Kashmiri cuisine includes dum aloo (boiled potatoes with heavy amounts of spice), tzaman (a solid cottage cheese), rogan josh (lamb cooked in heavy spices), yakhiyn (lamb cooked in curd with mild spices), hakh (a spinach-like leaf), rista-gushtaba (minced meat balls in tomato and curd curry), danival korme, and the signature rice which is particular to Asian cultures.
The traditional wazwan feast involves cooking meat or vegetables, usually mutton, in several different ways. Alcohol is strictly prohibited in most places. There are two styles of making tea in the region: Noon Chai, or salt tea, which is pink in colour (known as chinen posh rang or peach flower colour) and popular with locals; and kahwah, a tea for festive occasions, made with saffron and spices (cardamom, cinamon, sugar, noon chai leaves), and black tea.

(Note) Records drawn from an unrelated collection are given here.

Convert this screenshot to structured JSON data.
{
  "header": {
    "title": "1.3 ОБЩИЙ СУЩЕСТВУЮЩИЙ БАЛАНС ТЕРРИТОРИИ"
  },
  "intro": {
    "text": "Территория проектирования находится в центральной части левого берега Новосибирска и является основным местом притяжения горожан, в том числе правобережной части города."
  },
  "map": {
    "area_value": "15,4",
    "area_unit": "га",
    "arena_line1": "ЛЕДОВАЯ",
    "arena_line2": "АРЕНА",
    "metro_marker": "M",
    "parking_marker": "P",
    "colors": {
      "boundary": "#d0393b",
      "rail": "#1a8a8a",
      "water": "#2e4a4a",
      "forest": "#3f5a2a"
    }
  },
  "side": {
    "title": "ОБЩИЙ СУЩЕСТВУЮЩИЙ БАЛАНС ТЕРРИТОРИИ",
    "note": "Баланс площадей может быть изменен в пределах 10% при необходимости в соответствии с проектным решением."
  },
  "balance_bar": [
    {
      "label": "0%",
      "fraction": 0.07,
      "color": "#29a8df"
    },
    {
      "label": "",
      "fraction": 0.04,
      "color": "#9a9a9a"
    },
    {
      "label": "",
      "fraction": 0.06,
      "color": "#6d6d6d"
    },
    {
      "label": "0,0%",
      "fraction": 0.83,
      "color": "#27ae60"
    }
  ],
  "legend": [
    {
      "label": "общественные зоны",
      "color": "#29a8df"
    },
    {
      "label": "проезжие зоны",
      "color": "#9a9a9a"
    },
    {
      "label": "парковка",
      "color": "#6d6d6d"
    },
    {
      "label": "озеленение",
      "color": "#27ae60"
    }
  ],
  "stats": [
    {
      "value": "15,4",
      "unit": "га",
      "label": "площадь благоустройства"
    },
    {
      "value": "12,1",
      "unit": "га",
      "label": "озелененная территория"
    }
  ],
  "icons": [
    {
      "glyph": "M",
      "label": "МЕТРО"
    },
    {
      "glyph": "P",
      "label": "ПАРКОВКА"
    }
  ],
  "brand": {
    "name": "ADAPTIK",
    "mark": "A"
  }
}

Kashmir Etymology

The Sanskrit word for Kashmir was कश्मीर (káśmīra) and, as with many ancient toponyms, its source and original meaning remain unknown. Kashmir was archaically spelled Cashmere in English. Over the centuries, various Puranas linked the word kaśmīra to the name of the mythical sage Kashyapa. The word kaśmīra was thus said to be a contraction of kaśyapa-mīra meaning “Kashyapa’s sea” (and the Kashmir Valley is then claimed to have formerly been a lake) or, alternately, kaśyapa-meru, or “Kashyapa’s mountain”.